What heating system do I have (central heating, electric, dual fuel)?
How large is the room I need to heat?
What is my budget?
These three questions will help you make some initial decisions when choosing new radiators and keep you on the right track.
This is the first thing to consider when buying new radiators. How your home is heated will inform you of which kind of radiator you need. If you already have radiators installed, you’ll most likely want to replace what you already have. But, if you’re looking to have radiators installed and your property hasn’t had them before, there might be other options open to you.
Central heating is built around a boiler, with a system of pipes that are connected throughout a property. While there are different types of boiler, the principle is essentially the same. The boiler heats up water and a pump pushes this heated water around the pipes, which in turn heat the radiators in different rooms and hallways.

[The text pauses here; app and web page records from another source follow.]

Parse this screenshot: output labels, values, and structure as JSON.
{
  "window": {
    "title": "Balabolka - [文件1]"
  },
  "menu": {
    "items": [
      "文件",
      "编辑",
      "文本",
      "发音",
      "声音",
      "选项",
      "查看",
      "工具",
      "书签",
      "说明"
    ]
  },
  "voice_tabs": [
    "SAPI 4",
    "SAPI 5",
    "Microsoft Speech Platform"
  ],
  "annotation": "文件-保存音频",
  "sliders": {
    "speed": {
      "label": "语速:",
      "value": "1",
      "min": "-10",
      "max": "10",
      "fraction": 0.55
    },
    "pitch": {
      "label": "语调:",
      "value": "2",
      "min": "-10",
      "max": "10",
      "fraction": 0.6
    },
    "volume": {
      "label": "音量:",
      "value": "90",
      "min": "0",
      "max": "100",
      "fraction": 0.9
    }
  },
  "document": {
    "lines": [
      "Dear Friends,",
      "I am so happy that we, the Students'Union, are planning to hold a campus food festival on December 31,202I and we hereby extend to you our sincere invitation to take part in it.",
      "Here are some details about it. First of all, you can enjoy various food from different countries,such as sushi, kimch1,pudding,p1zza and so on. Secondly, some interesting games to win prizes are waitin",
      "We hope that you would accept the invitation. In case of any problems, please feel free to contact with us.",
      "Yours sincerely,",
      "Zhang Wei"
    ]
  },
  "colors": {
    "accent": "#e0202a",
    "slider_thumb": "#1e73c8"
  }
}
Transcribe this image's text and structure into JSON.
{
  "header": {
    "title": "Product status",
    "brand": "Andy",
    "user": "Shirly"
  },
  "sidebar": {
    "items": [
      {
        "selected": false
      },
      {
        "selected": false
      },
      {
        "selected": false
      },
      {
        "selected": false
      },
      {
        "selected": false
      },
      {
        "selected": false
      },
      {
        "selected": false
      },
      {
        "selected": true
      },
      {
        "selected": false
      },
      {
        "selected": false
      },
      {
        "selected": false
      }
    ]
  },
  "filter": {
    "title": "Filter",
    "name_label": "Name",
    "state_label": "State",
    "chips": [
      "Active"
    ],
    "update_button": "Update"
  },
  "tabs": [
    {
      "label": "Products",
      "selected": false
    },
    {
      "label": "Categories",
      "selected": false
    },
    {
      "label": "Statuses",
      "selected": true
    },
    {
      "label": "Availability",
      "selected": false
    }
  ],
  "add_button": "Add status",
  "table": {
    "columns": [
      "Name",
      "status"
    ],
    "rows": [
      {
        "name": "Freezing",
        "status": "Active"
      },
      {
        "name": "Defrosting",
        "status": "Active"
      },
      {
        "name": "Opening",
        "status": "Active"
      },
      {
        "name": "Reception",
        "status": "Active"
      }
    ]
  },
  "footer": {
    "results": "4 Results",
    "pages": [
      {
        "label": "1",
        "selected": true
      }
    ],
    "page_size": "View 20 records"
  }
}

While the manufacturers of electric radiators might have different guidelines for installation, the principle behind electric radiators is that they will work from being connected to the mains. This can either be directly to mains power, or to a nearby plug socket. Unlike central heating radiators which are filled with water, electric radiators are usually filled with oil or a fluid called glycol, which has the right thermodynamic properties for heating.
Heating and the British weather isn’t always a simple matter. Even outside winter months there can still be a time when you need to take the chill off a room. That’s where dual fuel radiators come in. These are radiators that are part of a central heating system but have an additional element that runs off electrical power. This means you can heat a radiator independently without drawing hot water from the boiler.
Radiators come in various sizes. While the size of the wall space where the radiator will be is a consideration, it’s the overall size of the living space that should dictate the size of radiator needed. To do this, you need to work out how much heat the radiator needs to put out.
This is measured in BTUs (British Thermal Units). A specialist installer can help with this, but there are online guides to give a general idea of the BTU output. This BTU figure will be a key indicator of the right size of radiator (or radiators) to go for.
There are different radiator types and configurations to choose from, including single or double panels (the large, flat part of the radiator), fins (which hold convection tubes for emanating heat) and other types. Here’s an overview of the kinds of radiators available.